___ PROVIDED DATA

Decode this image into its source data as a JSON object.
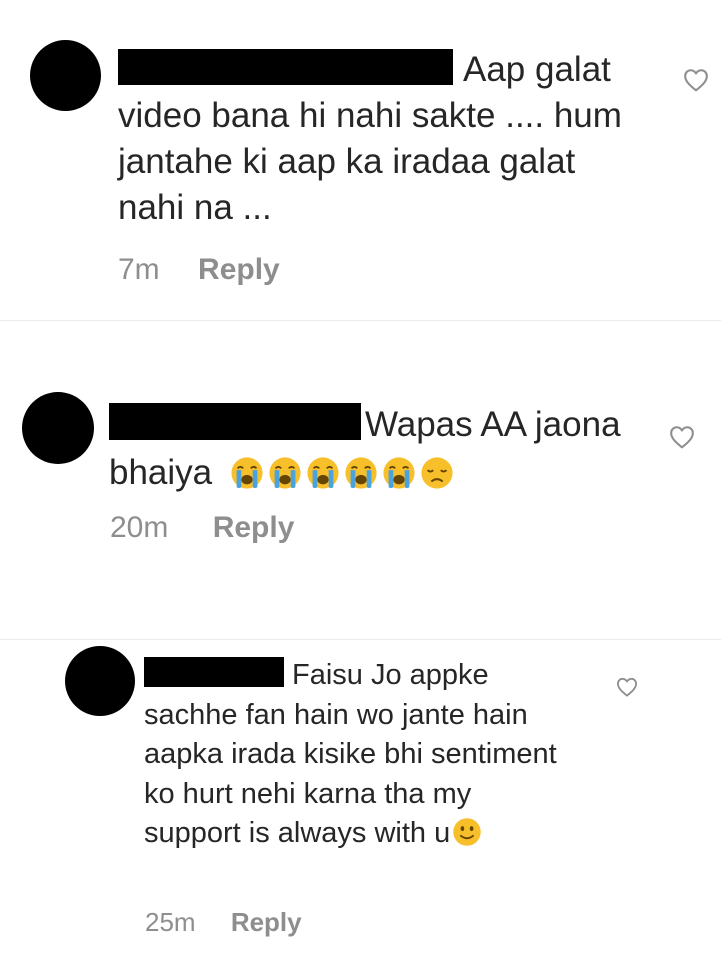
{
  "comments": [
    {
      "username_redacted": true,
      "text": "Aap galat video bana hi nahi sakte .... hum jantahe ki aap ka iradaa galat nahi na ...",
      "time": "7m",
      "reply_label": "Reply",
      "like_icon": "heart-outline-icon"
    },
    {
      "username_redacted": true,
      "text": "Wapas AA jaona bhaiya",
      "emojis": [
        "loudly-crying-face-emoji",
        "loudly-crying-face-emoji",
        "loudly-crying-face-emoji",
        "loudly-crying-face-emoji",
        "loudly-crying-face-emoji",
        "disappointed-face-emoji"
      ],
      "time": "20m",
      "reply_label": "Reply",
      "like_icon": "heart-outline-icon"
    },
    {
      "username_redacted": true,
      "text": "Faisu Jo appke sachhe fan hain wo jante hain aapka irada kisike bhi sentiment ko hurt nehi karna tha my support is always with u",
      "emojis": [
        "slightly-smiling-face-emoji"
      ],
      "time": "25m",
      "reply_label": "Reply",
      "like_icon": "heart-outline-icon"
    }
  ],
  "colors": {
    "text": "#262626",
    "meta": "#8e8e8e",
    "divider": "#ebebeb",
    "emoji_yellow": "#f7c02b",
    "tear_blue": "#4aa3df"
  }
}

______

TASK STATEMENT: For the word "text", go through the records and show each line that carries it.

RESULT OF THIS EXERCISE:
      "text": "Aap galat video bana hi nahi sakte .... hum jantahe ki aap ka iradaa galat nahi na ...",
      "text": "Wapas AA jaona bhaiya",
      "text": "Faisu Jo appke sachhe fan hain wo jante hain aapka irada kisike bhi sentiment ko hurt nehi karna tha my support is always with u",
    "text": "#262626",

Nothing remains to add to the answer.